quarter of UW's eventual, last-second victory. The game was delayed for
several scary minutes while Timu was strapped to a board and loaded into
an ambulance that drove him off the field. Cal coach Jeff Tedford
joined Sarkisian, eight medical personnel and the Huskies defense on the
field near the linebacker. An ambulance then drove him off the field to
the trauma center at Harborview Medical Center.
Was he afraid he may never play again?
"Had a flash of it. But as soon as I was able to move everything
was fine," he said. "I was a little weak. It kind of shocked me a little
bit, but as soon as I got in the ambulance I was able to move. So that
gave me hope."
A series of MRIs, CT-scans at Harborview that night confirmed
there was nothing structurally wrong in the head or neck. He was moving
at the hospital, called home to tell his worried family - some members
were in tears that Saturday after learning of his injury - that he was
OK. He walked out of Harborview that night with what he likened to "a
Still, he says, "it was scary." Yet he said he never had a why-me
moment. But it did take a week of practicing and then his return game
against Colorado in mid-October for him to feel back to himself, playing
with speed and without much caution or concern for injury.
"I had to stay positive and just keep grindin'," he says now.
"Injuries happen. They are part of the game. I just had to keep
Through the knee reconstruction, the scary injury and ambulance
ride, Timu remained as the Huskies have come to know him. Poised.
Assured. And reassuring.
We aren't likely to see Timu exploding in a spasm of celebration
while hovering over a fallen Aztec if he makes a big play Saturday
night. He's more old-school, more composed. He's more apt to get back to
the huddle so he can get the next call from Wilcox and put more
teammates in the right place for the next play.
"He's a really mature guy," Sarkisian said. "Sometimes he doesn't
show all the emotion some of us would like.

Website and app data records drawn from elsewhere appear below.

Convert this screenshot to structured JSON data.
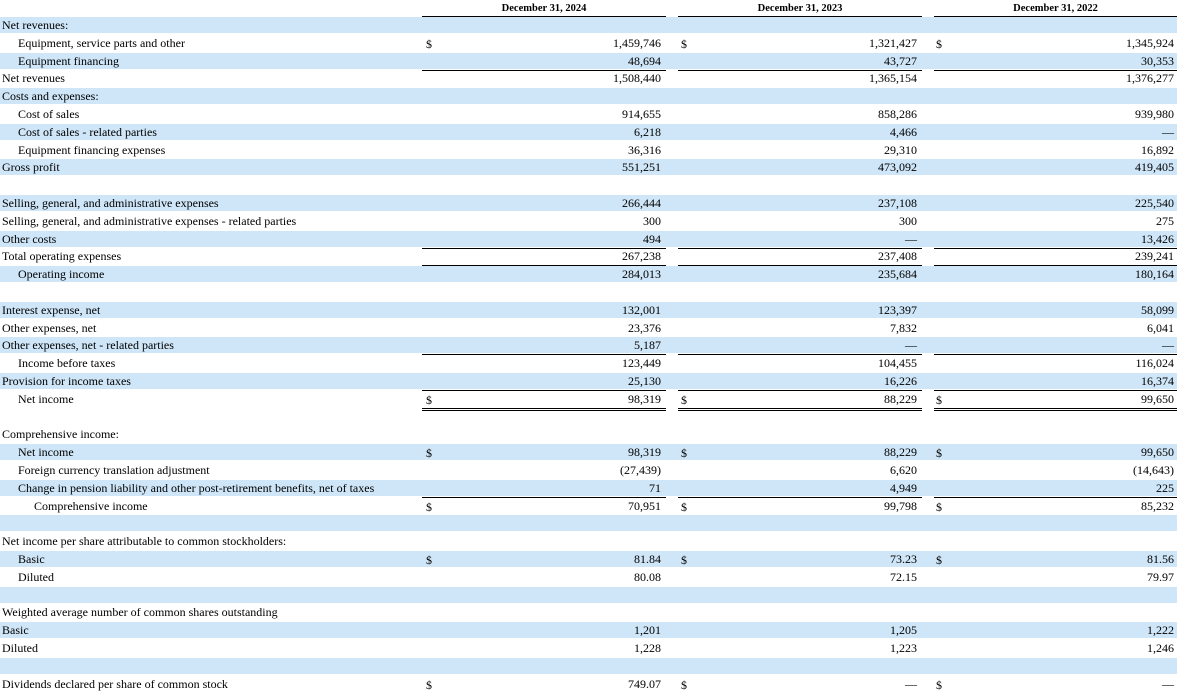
{
  "headers": [
    "December 31, 2024",
    "December 31, 2023",
    "December 31, 2022"
  ],
  "rows": [
    {
      "label": "Net revenues:",
      "indent": 0,
      "band": true
    },
    {
      "label": "Equipment, service parts and other",
      "indent": 1,
      "band": false,
      "dollar": [
        true,
        true,
        true
      ],
      "values": [
        "1,459,746",
        "1,321,427",
        "1,345,924"
      ]
    },
    {
      "label": "Equipment financing",
      "indent": 1,
      "band": true,
      "values": [
        "48,694",
        "43,727",
        "30,353"
      ],
      "rule": "single"
    },
    {
      "label": "Net revenues",
      "indent": 0,
      "band": false,
      "values": [
        "1,508,440",
        "1,365,154",
        "1,376,277"
      ]
    },
    {
      "label": "Costs and expenses:",
      "indent": 0,
      "band": true
    },
    {
      "label": "Cost of sales",
      "indent": 1,
      "band": false,
      "values": [
        "914,655",
        "858,286",
        "939,980"
      ]
    },
    {
      "label": "Cost of sales - related parties",
      "indent": 1,
      "band": true,
      "values": [
        "6,218",
        "4,466",
        "—"
      ]
    },
    {
      "label": "Equipment financing expenses",
      "indent": 1,
      "band": false,
      "values": [
        "36,316",
        "29,310",
        "16,892"
      ],
      "rule": "single"
    },
    {
      "label": "Gross profit",
      "indent": 0,
      "band": true,
      "values": [
        "551,251",
        "473,092",
        "419,405"
      ]
    },
    {
      "label": "",
      "indent": 0,
      "band": false
    },
    {
      "label": "Selling, general, and administrative expenses",
      "indent": 0,
      "band": true,
      "values": [
        "266,444",
        "237,108",
        "225,540"
      ]
    },
    {
      "label": "Selling, general, and administrative expenses - related parties",
      "indent": 0,
      "band": false,
      "values": [
        "300",
        "300",
        "275"
      ]
    },
    {
      "label": "Other costs",
      "indent": 0,
      "band": true,
      "values": [
        "494",
        "—",
        "13,426"
      ],
      "rule": "single"
    },
    {
      "label": "Total operating expenses",
      "indent": 0,
      "band": false,
      "values": [
        "267,238",
        "237,408",
        "239,241"
      ],
      "rule": "single"
    },
    {
      "label": "Operating income",
      "indent": 1,
      "band": true,
      "values": [
        "284,013",
        "235,684",
        "180,164"
      ]
    },
    {
      "label": "",
      "indent": 0,
      "band": false
    },
    {
      "label": "Interest expense, net",
      "indent": 0,
      "band": true,
      "values": [
        "132,001",
        "123,397",
        "58,099"
      ]
    },
    {
      "label": "Other expenses, net",
      "indent": 0,
      "band": false,
      "values": [
        "23,376",
        "7,832",
        "6,041"
      ]
    },
    {
      "label": "Other expenses, net - related parties",
      "indent": 0,
      "band": true,
      "values": [
        "5,187",
        "—",
        "—"
      ],
      "rule": "single"
    },
    {
      "label": "Income before taxes",
      "indent": 1,
      "band": false,
      "values": [
        "123,449",
        "104,455",
        "116,024"
      ]
    },
    {
      "label": "Provision for income taxes",
      "indent": 0,
      "band": true,
      "values": [
        "25,130",
        "16,226",
        "16,374"
      ],
      "rule": "single"
    },
    {
      "label": "Net income",
      "indent": 1,
      "band": false,
      "dollar": [
        true,
        true,
        true
      ],
      "values": [
        "98,319",
        "88,229",
        "99,650"
      ],
      "rule": "double"
    },
    {
      "label": "",
      "indent": 0,
      "band": false
    },
    {
      "label": "Comprehensive income:",
      "indent": 0,
      "band": false
    },
    {
      "label": "Net income",
      "indent": 1,
      "band": true,
      "dollar": [
        true,
        true,
        true
      ],
      "values": [
        "98,319",
        "88,229",
        "99,650"
      ]
    },
    {
      "label": "Foreign currency translation adjustment",
      "indent": 1,
      "band": false,
      "values": [
        "(27,439)",
        "6,620",
        "(14,643)"
      ]
    },
    {
      "label": "Change in pension liability and other post-retirement benefits, net of taxes",
      "indent": 1,
      "band": true,
      "values": [
        "71",
        "4,949",
        "225"
      ],
      "rule": "single"
    },
    {
      "label": "Comprehensive income",
      "indent": 2,
      "band": false,
      "dollar": [
        true,
        true,
        true
      ],
      "values": [
        "70,951",
        "99,798",
        "85,232"
      ],
      "rule": "double"
    },
    {
      "label": "",
      "indent": 0,
      "band": true
    },
    {
      "label": "Net income per share attributable to common stockholders:",
      "indent": 0,
      "band": false
    },
    {
      "label": "Basic",
      "indent": 1,
      "band": true,
      "dollar": [
        true,
        true,
        true
      ],
      "values": [
        "81.84",
        "73.23",
        "81.56"
      ]
    },
    {
      "label": "Diluted",
      "indent": 1,
      "band": false,
      "values": [
        "80.08",
        "72.15",
        "79.97"
      ]
    },
    {
      "label": "",
      "indent": 0,
      "band": true
    },
    {
      "label": "Weighted average number of common shares outstanding",
      "indent": 0,
      "band": false
    },
    {
      "label": "Basic",
      "indent": 0,
      "band": true,
      "values": [
        "1,201",
        "1,205",
        "1,222"
      ]
    },
    {
      "label": "Diluted",
      "indent": 0,
      "band": false,
      "values": [
        "1,228",
        "1,223",
        "1,246"
      ]
    },
    {
      "label": "",
      "indent": 0,
      "band": true
    },
    {
      "label": "Dividends declared per share of common stock",
      "indent": 0,
      "band": false,
      "dollar": [
        true,
        true,
        true
      ],
      "values": [
        "749.07",
        "—",
        "—"
      ]
    }
  ]
}
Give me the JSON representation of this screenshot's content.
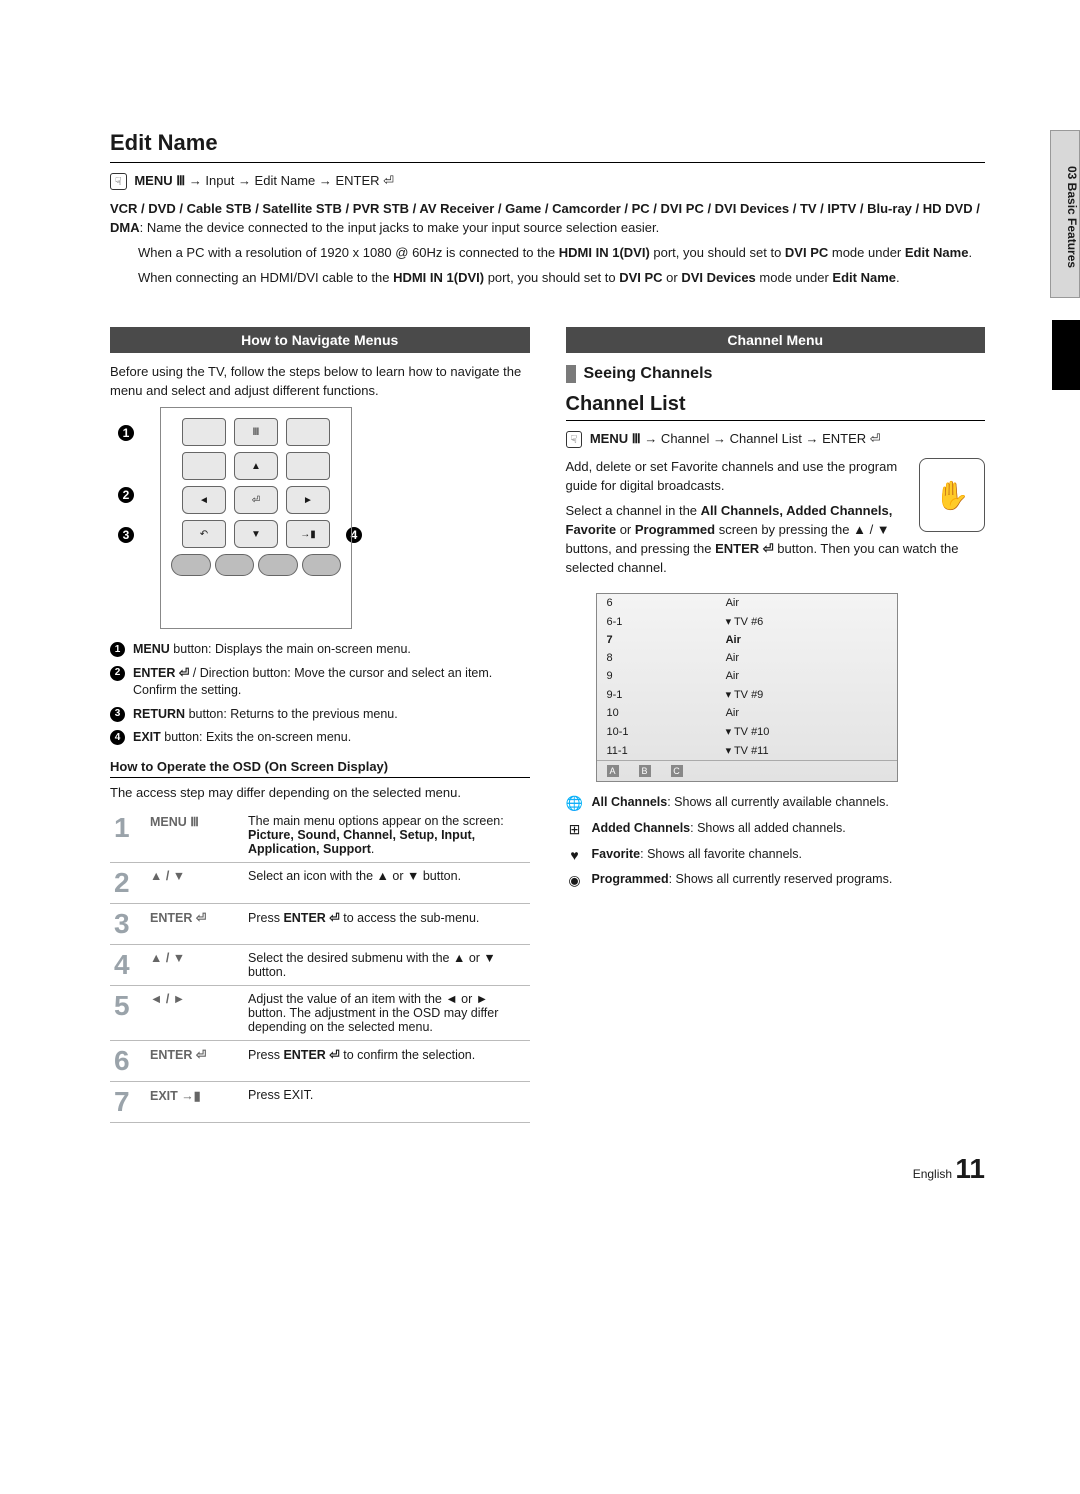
{
  "side_tab": "03  Basic Features",
  "edit_name": {
    "title": "Edit Name",
    "breadcrumb_label_menu": "MENU",
    "breadcrumb_path": " → Input → Edit Name → ENTER",
    "devices_bold": "VCR / DVD / Cable STB / Satellite STB / PVR STB / AV Receiver / Game / Camcorder / PC / DVI PC / DVI Devices / TV / IPTV / Blu-ray / HD DVD / DMA",
    "devices_rest": ": Name the device connected to the input jacks to make your input source selection easier.",
    "note1_a": "When a PC with a resolution of 1920 x 1080 @ 60Hz is connected to the ",
    "note1_b": "HDMI IN 1(DVI)",
    "note1_c": " port, you should set to ",
    "note1_d": "DVI PC",
    "note1_e": " mode under ",
    "note1_f": "Edit Name",
    "note1_g": ".",
    "note2_a": "When connecting an HDMI/DVI cable to the ",
    "note2_b": "HDMI IN 1(DVI)",
    "note2_c": " port, you should set to ",
    "note2_d": "DVI PC",
    "note2_e": " or ",
    "note2_f": "DVI Devices",
    "note2_g": " mode under ",
    "note2_h": "Edit Name",
    "note2_i": "."
  },
  "left": {
    "header": "How to Navigate Menus",
    "intro": "Before using the TV, follow the steps below to learn how to navigate the menu and select and adjust different functions.",
    "callouts": {
      "c1": "1",
      "c2": "2",
      "c3": "3",
      "c4": "4"
    },
    "buttons_desc": [
      {
        "n": "1",
        "bold": "MENU",
        "text": " button: Displays the main on-screen menu."
      },
      {
        "n": "2",
        "bold": "ENTER",
        "text": " / Direction button: Move the cursor and select an item. Confirm the setting."
      },
      {
        "n": "3",
        "bold": "RETURN",
        "text": " button: Returns to the previous menu."
      },
      {
        "n": "4",
        "bold": "EXIT",
        "text": " button: Exits the on-screen menu."
      }
    ],
    "osd_head": "How to Operate the OSD (On Screen Display)",
    "osd_note": "The access step may differ depending on the selected menu.",
    "osd_steps": [
      {
        "n": "1",
        "ctrl": "MENU Ⅲ",
        "desc_a": "The main menu options appear on the screen:",
        "desc_b": "Picture, Sound, Channel, Setup, Input, Application, Support",
        "desc_c": "."
      },
      {
        "n": "2",
        "ctrl": "▲ / ▼",
        "desc_a": "Select an icon with the ▲ or ▼ button.",
        "desc_b": "",
        "desc_c": ""
      },
      {
        "n": "3",
        "ctrl": "ENTER ⏎",
        "desc_a": "Press ",
        "desc_b": "ENTER ⏎",
        "desc_c": " to access the sub-menu."
      },
      {
        "n": "4",
        "ctrl": "▲ / ▼",
        "desc_a": "Select the desired submenu with the ▲ or ▼ button.",
        "desc_b": "",
        "desc_c": ""
      },
      {
        "n": "5",
        "ctrl": "◄ / ►",
        "desc_a": "Adjust the value of an item with the ◄ or ► button. The adjustment in the OSD may differ depending on the selected menu.",
        "desc_b": "",
        "desc_c": ""
      },
      {
        "n": "6",
        "ctrl": "ENTER ⏎",
        "desc_a": "Press ",
        "desc_b": "ENTER ⏎",
        "desc_c": " to confirm the selection."
      },
      {
        "n": "7",
        "ctrl": "EXIT →▮",
        "desc_a": "Press EXIT.",
        "desc_b": "",
        "desc_c": ""
      }
    ]
  },
  "right": {
    "header": "Channel Menu",
    "seeing": "Seeing Channels",
    "channel_list_title": "Channel List",
    "breadcrumb_label_menu": "MENU",
    "breadcrumb_path": " → Channel → Channel List → ENTER",
    "desc_a": "Add, delete or set Favorite channels and use the program guide for digital broadcasts.",
    "desc_b_a": "Select a channel in the ",
    "desc_b_b": "All Channels, Added Channels, Favorite",
    "desc_b_c": " or ",
    "desc_b_d": "Programmed",
    "desc_b_e": " screen by pressing the ▲ / ▼ buttons, and pressing the ",
    "desc_b_f": "ENTER ⏎",
    "desc_b_g": " button. Then you can watch the selected channel.",
    "channel_rows": [
      {
        "ch": "6",
        "name": "Air"
      },
      {
        "ch": "6-1",
        "name": "▾ TV #6"
      },
      {
        "ch": "7",
        "name": "Air",
        "sel": true
      },
      {
        "ch": "8",
        "name": "Air"
      },
      {
        "ch": "9",
        "name": "Air"
      },
      {
        "ch": "9-1",
        "name": "▾ TV #9"
      },
      {
        "ch": "10",
        "name": "Air"
      },
      {
        "ch": "10-1",
        "name": "▾ TV #10"
      },
      {
        "ch": "11-1",
        "name": "▾ TV #11"
      }
    ],
    "panel_footer": {
      "a": "A",
      "b": "B",
      "c": "C"
    },
    "legend": [
      {
        "icon": "🌐",
        "bold": "All Channels",
        "text": ": Shows all currently available channels."
      },
      {
        "icon": "⊞",
        "bold": "Added Channels",
        "text": ": Shows all added channels."
      },
      {
        "icon": "♥",
        "bold": "Favorite",
        "text": ": Shows all favorite channels."
      },
      {
        "icon": "◉",
        "bold": "Programmed",
        "text": ": Shows all currently reserved programs."
      }
    ]
  },
  "footer": {
    "lang": "English",
    "page": "11"
  }
}
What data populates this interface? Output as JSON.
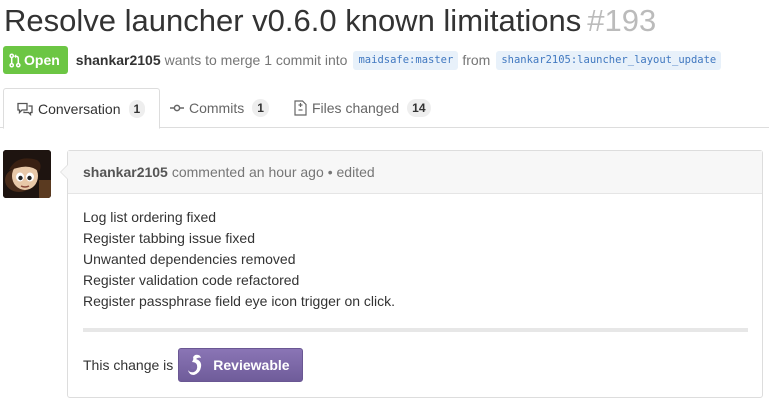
{
  "title": {
    "text": "Resolve launcher v0.6.0 known limitations",
    "number": "#193"
  },
  "meta": {
    "state": "Open",
    "author": "shankar2105",
    "text_before": "wants to merge 1 commit into",
    "base_ref": "maidsafe:master",
    "text_from": "from",
    "head_ref": "shankar2105:launcher_layout_update"
  },
  "tabs": [
    {
      "label": "Conversation",
      "count": "1",
      "icon": "comment-discussion-icon"
    },
    {
      "label": "Commits",
      "count": "1",
      "icon": "git-commit-icon"
    },
    {
      "label": "Files changed",
      "count": "14",
      "icon": "file-diff-icon"
    }
  ],
  "comment": {
    "author": "shankar2105",
    "action": "commented",
    "time": "an hour ago",
    "edited": "• edited",
    "lines": [
      "Log list ordering fixed",
      "Register tabbing issue fixed",
      "Unwanted dependencies removed",
      "Register validation code refactored",
      "Register passphrase field eye icon trigger on click."
    ]
  },
  "review": {
    "text": "This change is",
    "button": "Reviewable"
  },
  "colors": {
    "open_green": "#6cc644",
    "ref_blue": "#4078c0",
    "reviewable_purple": "#7e6aa9"
  }
}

But that calming effect, I
think, is how he's been able to persevere so much."
Sarkisian said Timu's poised demeanor has even helped Huskies coaches.
"There is some natural leadership that comes out of him that I
think guys recognize," the coach said. "It speaks volumes to his
From a smallish quarterback and potential Duck to a safety, then
outside linebacker, inside linebacker and now captain and key signal
caller to Washington's remade defense. Yes, John Timu is proud of his accomplishments not even midway through his Huskies career, though he's far from satisfied.
"Like I said, I've come a long way," he said. "Started at 185
(pounds) in high school. I've put on 20, 30 pounds in a couple years."
And now, middle linebacker and team co-captain as a sophomore.
"Yeah," he said, "it's a big shock to my friends back home."